2020 women on boardFor years we have heard that men largely populate the boards of IPO companies. Wedecided to test that precept. 2020 Women on Boards looked at the gender composition of the boards of directors for the 25 largest IPOs[1] in

2014, 2015, and 2016 and the results are worse than expected.

It is widely accepted that IPO company boards are populated by venture capital appointees who are mostly white men, but we hoped that at the point of going public, companies would recognize that board diversity is essential to success. Not so. Of the 75 largest IPOs from 2014 to 2016, nearly half, or 37 companies, went public with no women on their boards. Another 25%, or 19 companies, had only one woman. In other words, between 2014-2016, three fourths of companies with the largest IPOs went public with one or no women on their boards.
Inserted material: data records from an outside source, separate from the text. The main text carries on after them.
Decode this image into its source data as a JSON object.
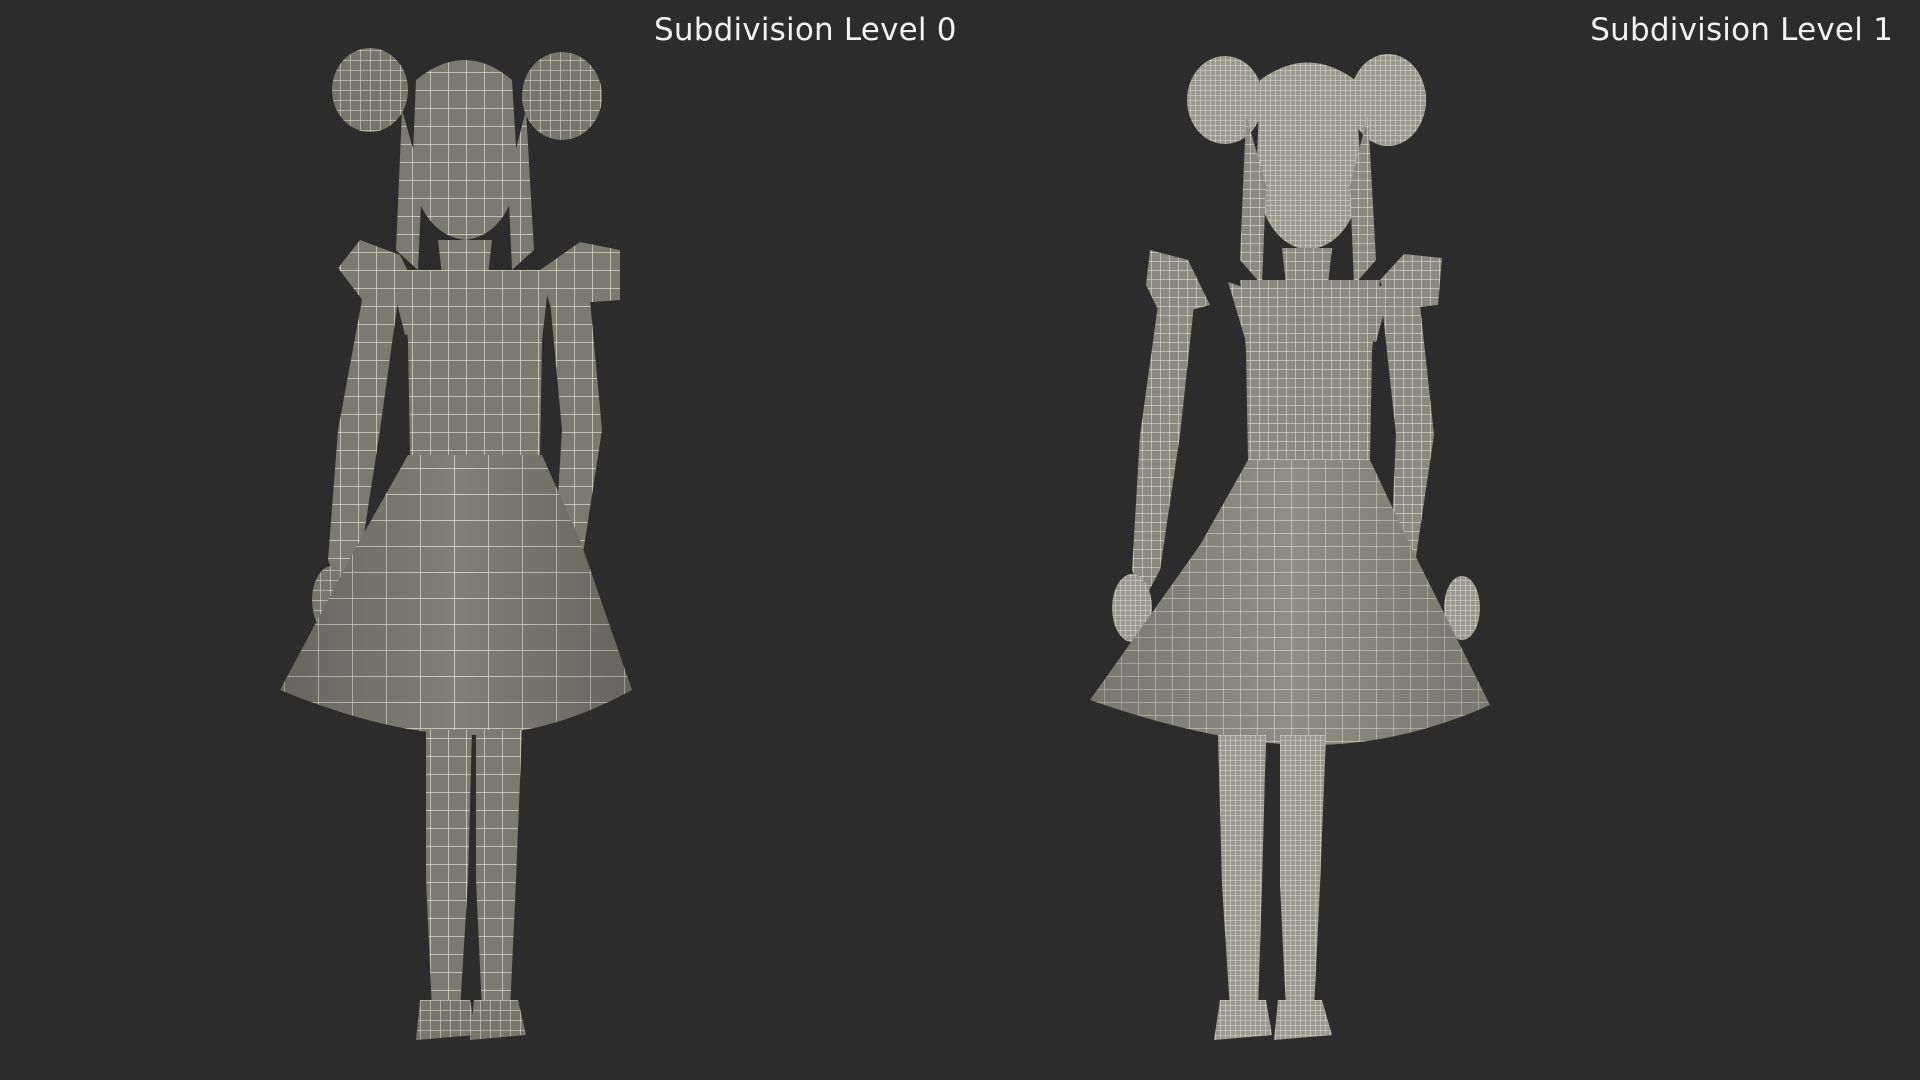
{
  "viewport": {
    "background": "#2c2c2c",
    "wire_color": "#e8e6d6",
    "surface_color": "#7c7c72"
  },
  "panels": [
    {
      "label": "Subdivision Level 0",
      "model": "girl-in-dress-wireframe",
      "mesh_density": "coarse"
    },
    {
      "label": "Subdivision Level 1",
      "model": "girl-in-dress-wireframe",
      "mesh_density": "fine"
    }
  ]
}
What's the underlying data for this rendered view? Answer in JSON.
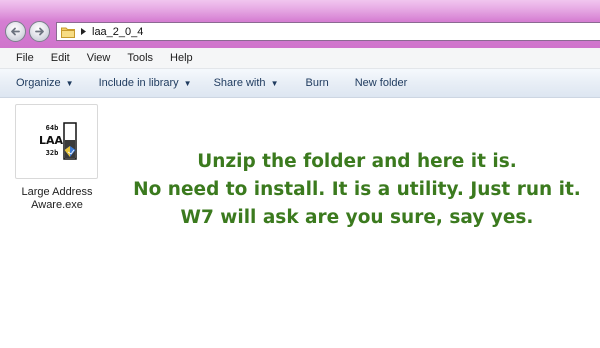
{
  "address": {
    "crumb": "laa_2_0_4"
  },
  "menu": [
    "File",
    "Edit",
    "View",
    "Tools",
    "Help"
  ],
  "commands": {
    "organize": "Organize",
    "include": "Include in library",
    "share": "Share with",
    "burn": "Burn",
    "new_folder": "New folder"
  },
  "file": {
    "icon": "laa-app-icon",
    "icon_text": {
      "top": "64b",
      "mid": "LAA",
      "bottom": "32b"
    },
    "name_line1": "Large Address",
    "name_line2": "Aware.exe"
  },
  "annotation": {
    "line1": "Unzip the folder and here it is.",
    "line2": "No need to install. It is a utility. Just run it.",
    "line3": "W7 will ask are you sure, say yes.",
    "color": "#3b7a1e"
  }
}
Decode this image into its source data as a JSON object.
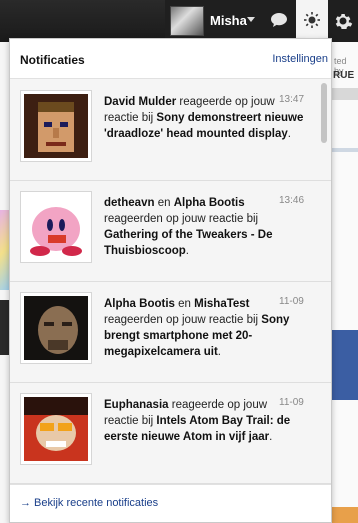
{
  "topbar": {
    "user_name": "Misha",
    "icons": [
      "user-avatar",
      "chevron-down-icon",
      "chat-icon",
      "notifications-icon",
      "gear-icon"
    ]
  },
  "background": {
    "right_text": "ted by",
    "right_logo": "RUE"
  },
  "panel": {
    "title": "Notificaties",
    "settings_label": "Instellingen",
    "footer_label": "→ Bekijk recente notificaties",
    "items": [
      {
        "actors": [
          "David Mulder"
        ],
        "connector": "",
        "verb": "reageerde op jouw reactie bij",
        "target": "Sony demonstreert nieuwe 'draadloze' head mounted display",
        "end": ".",
        "time": "13:47"
      },
      {
        "actors": [
          "detheavn",
          "Alpha Bootis"
        ],
        "connector": "en",
        "verb": "reageerden op jouw reactie bij",
        "target": "Gathering of the Tweakers - De Thuisbioscoop",
        "end": ".",
        "time": "13:46"
      },
      {
        "actors": [
          "Alpha Bootis",
          "MishaTest"
        ],
        "connector": "en",
        "verb": "reageerden op jouw reactie bij",
        "target": "Sony brengt smartphone met 20-megapixelcamera uit",
        "end": ".",
        "time": "11-09"
      },
      {
        "actors": [
          "Euphanasia"
        ],
        "connector": "",
        "verb": "reageerde op jouw reactie bij",
        "target": "Intels Atom Bay Trail: de eerste nieuwe Atom in vijf jaar",
        "end": ".",
        "time": "11-09"
      }
    ]
  }
}
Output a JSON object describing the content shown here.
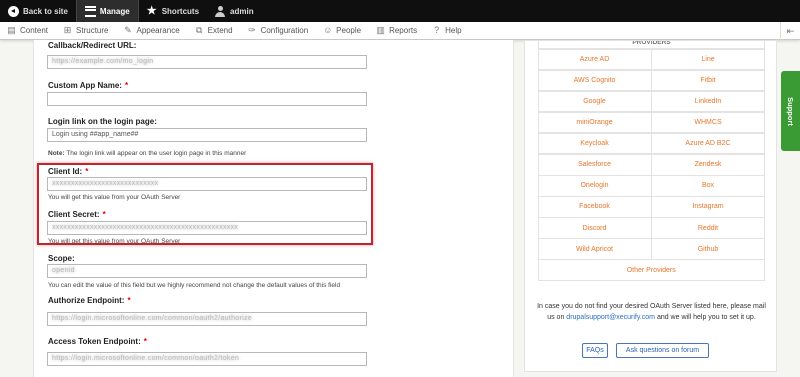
{
  "toolbar": {
    "back": "Back to site",
    "manage": "Manage",
    "shortcuts": "Shortcuts",
    "user": "admin"
  },
  "admin_menu": {
    "items": [
      {
        "label": "Content",
        "icon": "content-icon"
      },
      {
        "label": "Structure",
        "icon": "structure-icon"
      },
      {
        "label": "Appearance",
        "icon": "appearance-icon"
      },
      {
        "label": "Extend",
        "icon": "extend-icon"
      },
      {
        "label": "Configuration",
        "icon": "configuration-icon"
      },
      {
        "label": "People",
        "icon": "people-icon"
      },
      {
        "label": "Reports",
        "icon": "reports-icon"
      },
      {
        "label": "Help",
        "icon": "help-icon"
      }
    ]
  },
  "form": {
    "callback_label": "Callback/Redirect URL:",
    "callback_value": "https://example.com/mo_login",
    "custom_app_name_label": "Custom App Name:",
    "custom_app_name_value": "",
    "login_link_label": "Login link on the login page:",
    "login_link_value": "Login using ##app_name##",
    "login_link_note_bold": "Note:",
    "login_link_note": "The login link will appear on the user login page in this manner",
    "client_id_label": "Client Id:",
    "client_id_value": "xxxxxxxxxxxxxxxxxxxxxxxxxxxx",
    "client_id_desc": "You will get this value from your OAuth Server",
    "client_secret_label": "Client Secret:",
    "client_secret_value": "xxxxxxxxxxxxxxxxxxxxxxxxxxxxxxxxxxxxxxxxxxxxxxxxx",
    "client_secret_desc": "You will get this value from your OAuth Server",
    "scope_label": "Scope:",
    "scope_value": "openid",
    "scope_desc": "You can edit the value of this field but we highly recommend not change the default values of this field",
    "authorize_label": "Authorize Endpoint:",
    "authorize_value": "https://login.microsoftonline.com/common/oauth2/authorize",
    "token_label": "Access Token Endpoint:",
    "token_value": "https://login.microsoftonline.com/common/oauth2/token"
  },
  "providers": {
    "heading": "PROVIDERS",
    "left": [
      "Azure AD",
      "AWS Cognito",
      "Google",
      "miniOrange",
      "Keycloak",
      "Salesforce",
      "Onelogin",
      "Facebook",
      "Discord",
      "Wild Apricot"
    ],
    "right": [
      "Line",
      "Fitbit",
      "LinkedIn",
      "WHMCS",
      "Azure AD B2C",
      "Zendesk",
      "Box",
      "Instagram",
      "Reddit",
      "Github"
    ],
    "other": "Other Providers"
  },
  "help": {
    "text_before": "In case you do not find your desired OAuth Server listed here, please mail us on",
    "email": "drupalsupport@xecurify.com",
    "text_after": "and we will help you to set it up.",
    "faq_button": "FAQs",
    "forum_button": "Ask questions on forum"
  },
  "support_tab": "Support",
  "colors": {
    "provider_link": "#e8762b",
    "highlight": "#c0262d",
    "support": "#3a9a34",
    "required": "#ee0000"
  }
}
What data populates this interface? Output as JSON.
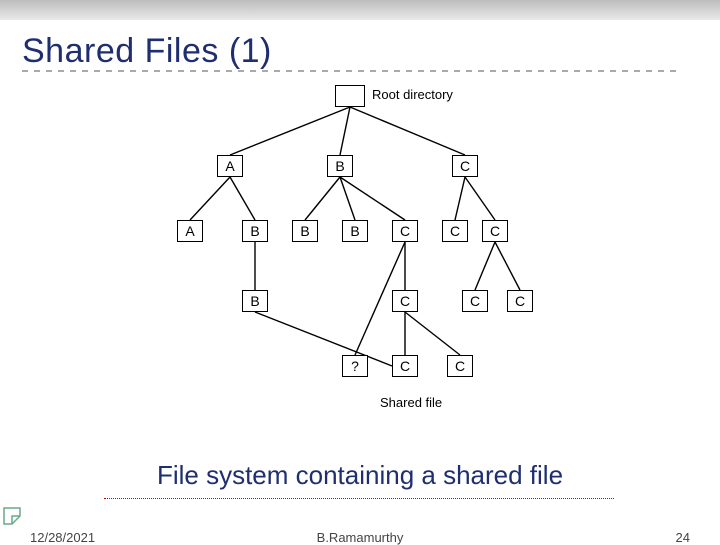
{
  "title": "Shared Files (1)",
  "caption": "File system containing a shared file",
  "footer": {
    "date": "12/28/2021",
    "author": "B.Ramamurthy",
    "page": "24"
  },
  "labels": {
    "root": "Root directory",
    "shared": "Shared file"
  },
  "tree": {
    "root": {
      "label": ""
    },
    "level1": [
      {
        "id": "A0",
        "label": "A"
      },
      {
        "id": "B0",
        "label": "B"
      },
      {
        "id": "C0",
        "label": "C"
      }
    ],
    "level2": [
      {
        "id": "A1",
        "parent": "A0",
        "label": "A"
      },
      {
        "id": "B1",
        "parent": "A0",
        "label": "B"
      },
      {
        "id": "B2",
        "parent": "B0",
        "label": "B"
      },
      {
        "id": "B3",
        "parent": "B0",
        "label": "B"
      },
      {
        "id": "C1",
        "parent": "B0",
        "label": "C"
      },
      {
        "id": "C2",
        "parent": "C0",
        "label": "C"
      },
      {
        "id": "C3",
        "parent": "C0",
        "label": "C"
      }
    ],
    "level3": [
      {
        "id": "B4",
        "parent": "B1",
        "label": "B"
      },
      {
        "id": "C4",
        "parent": "C1",
        "label": "C"
      },
      {
        "id": "Q",
        "parent": "C1",
        "label": "?"
      },
      {
        "id": "C5",
        "parent": "C3",
        "label": "C"
      },
      {
        "id": "C6",
        "parent": "C3",
        "label": "C"
      }
    ],
    "level4": [
      {
        "id": "C7",
        "parent": "C4",
        "label": "C"
      },
      {
        "id": "C8",
        "parent": "C4",
        "label": "C"
      }
    ],
    "shared_link": {
      "from": "B4",
      "to": "C7"
    }
  }
}
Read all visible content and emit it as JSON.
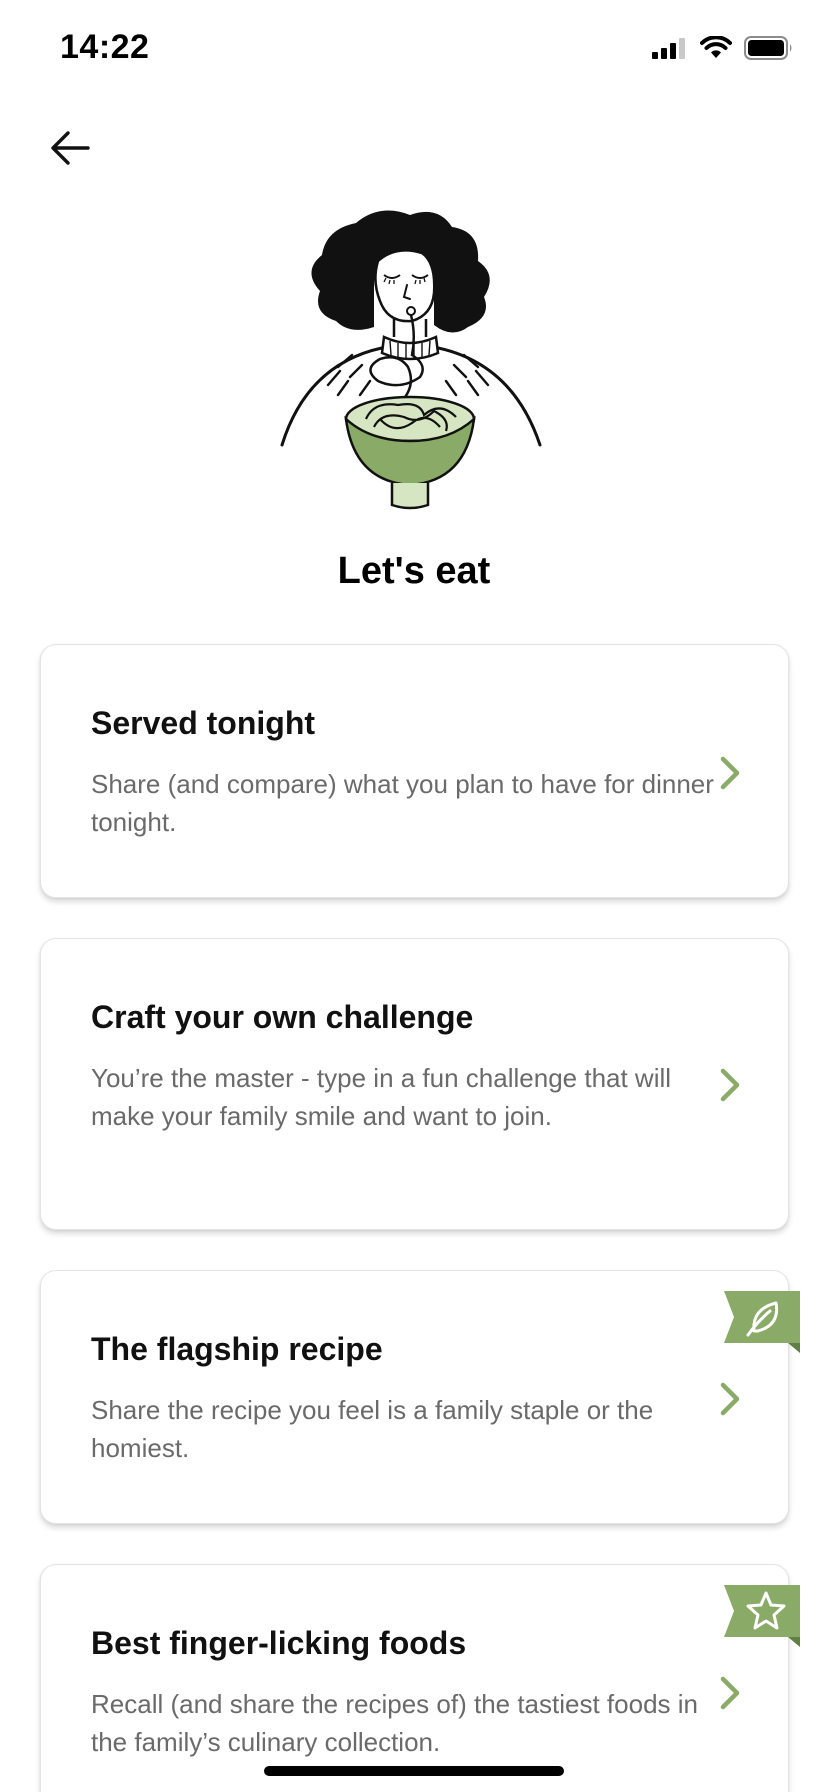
{
  "status_bar": {
    "time": "14:22",
    "icons": [
      "cellular-signal-icon",
      "wifi-icon",
      "battery-icon"
    ]
  },
  "header": {
    "back_icon": "arrow-left-icon",
    "hero_illustration": "woman-eating-noodles-illustration",
    "title": "Let's eat"
  },
  "colors": {
    "accent_green": "#8aab67",
    "accent_green_dark": "#5f7f44",
    "bowl_light": "#d6e6c3",
    "text_primary": "#111111",
    "text_secondary": "#6a6a6a"
  },
  "cards": [
    {
      "title": "Served tonight",
      "description": "Share (and compare) what you plan to have for dinner tonight.",
      "badge": null
    },
    {
      "title": "Craft your own challenge",
      "description": "You’re the master - type in a fun challenge that will make your family smile and want to join.",
      "badge": null
    },
    {
      "title": "The flagship recipe",
      "description": "Share the recipe you feel is a family staple or the homiest.",
      "badge": "leaf-icon"
    },
    {
      "title": "Best finger-licking foods",
      "description": "Recall (and share the recipes of) the tastiest foods in the family’s culinary collection.",
      "badge": "star-icon"
    }
  ]
}
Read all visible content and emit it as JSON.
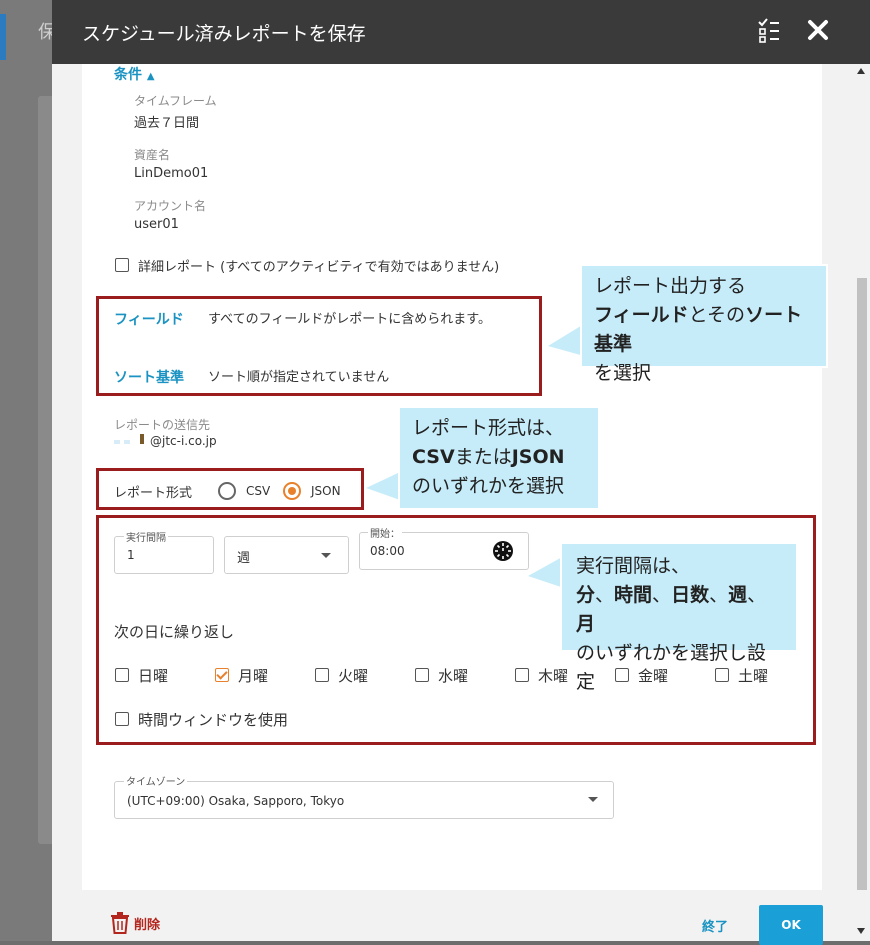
{
  "dialog": {
    "title": "スケジュール済みレポートを保存",
    "background_title": "保"
  },
  "conditions": {
    "toggle_label": "条件",
    "items": [
      {
        "label": "タイムフレーム",
        "value": "過去７日間"
      },
      {
        "label": "資産名",
        "value": "LinDemo01"
      },
      {
        "label": "アカウント名",
        "value": "user01"
      }
    ]
  },
  "detail_report": {
    "label": "詳細レポート (すべてのアクティビティで有効ではありません)",
    "checked": false
  },
  "fields": {
    "label": "フィールド",
    "value": "すべてのフィールドがレポートに含められます。",
    "sort_label": "ソート基準",
    "sort_value": "ソート順が指定されていません"
  },
  "recipient": {
    "label": "レポートの送信先",
    "email_suffix": "@jtc-i.co.jp"
  },
  "format": {
    "label": "レポート形式",
    "options": [
      "CSV",
      "JSON"
    ],
    "selected": "JSON"
  },
  "schedule": {
    "interval_label": "実行間隔",
    "interval_value": "1",
    "unit_value": "週",
    "start_label": "開始：",
    "start_value": "08:00",
    "repeat_label": "次の日に繰り返し",
    "days": [
      {
        "label": "日曜",
        "checked": false
      },
      {
        "label": "月曜",
        "checked": true
      },
      {
        "label": "火曜",
        "checked": false
      },
      {
        "label": "水曜",
        "checked": false
      },
      {
        "label": "木曜",
        "checked": false
      },
      {
        "label": "金曜",
        "checked": false
      },
      {
        "label": "土曜",
        "checked": false
      }
    ],
    "time_window_label": "時間ウィンドウを使用"
  },
  "timezone": {
    "label": "タイムゾーン",
    "value": "(UTC+09:00) Osaka, Sapporo, Tokyo"
  },
  "footer": {
    "delete_label": "削除",
    "finish_label": "終了",
    "ok_label": "OK"
  },
  "callouts": {
    "fields": {
      "l1": "レポート出力する",
      "b1": "フィールド",
      "t1": "とその",
      "b2": "ソート基準",
      "l3": "を選択"
    },
    "format": {
      "l1": "レポート形式は、",
      "b1": "CSV",
      "t1": "または",
      "b2": "JSON",
      "l3": "のいずれかを選択"
    },
    "interval": {
      "l1": "実行間隔は、",
      "b1": "分",
      "s1": "、",
      "b2": "時間",
      "s2": "、",
      "b3": "日数",
      "s3": "、",
      "b4": "週",
      "s4": "、",
      "b5": "月",
      "l3": "のいずれかを選択し設定"
    }
  },
  "colors": {
    "accent_orange": "#e8812b",
    "link_blue": "#1a93c2",
    "annotation_red": "#9b1c1c",
    "callout_bg": "#c7ecf9",
    "ok_button": "#1a9fd6"
  }
}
The optimists among us might assume that these companies would correct this judgement error in the first year or two of operating in the public eye—and in fact, several of them did. The number of Zero ‘Z’ Companies with no women on their boards dropped from 37 to 22, or 30%, and the number of Token ‘T’ Companies with one (token) woman rose from 19 to 27, or 37%, as ‘Z’ companies added a woman. Additionally, two all-male IPO companies that failed to diversify were no longer trading by May 2017. Nevertheless, even after a year or two of being public, two thirds of the companies still had one or no female directors.

Every year 2020 Women on Boards publishes the Gender Diversity Index (GDI). In 2016, the percentage of women on the boards of GDI companies rose to 19.7% and the percentage of women on the 2016 Fortune 1000 list was 18.8%. When we compare this progress to the recent IPOs where the percentage of women on these boards is 9.4%, we see how far we need to go.

What is encouraging, however, is that the boards of these companies are relatively small, with an average of 8 directors per board at the time of the IPO and 8.5 directors per board in May 2017, meaning there is room to grow and diversify. Established companies tend to have nine to twelve board members, so these newer public companies can safely expand the size of their boards to include more women. So far, since going public the companies in this study have added a total of 30 women and 24 men to their boards. While we applaud this improvement, it is imperative that we take action to ensure that progress for women directors does not stop here.

How might we correct this huge oversight of women directors by so many companies going public? The 2020 Women on Boards campaign has adopted a three-point plan of action. First, publicize the list of IPO companies with zero or one woman director and educate them about the value of a diverse board. Second, encourage the underwriters of the IPOs to make sure companies go public with diverse boards. (See the Underwriter Scorecard below.) Finally, we should encourage investors to stop supporting IPOs that have all-male boards. By holding these companies accountable and showing them that investors and consumers pay attention to gender composition on corporate boards, we can accelerate progress for women.

Original article here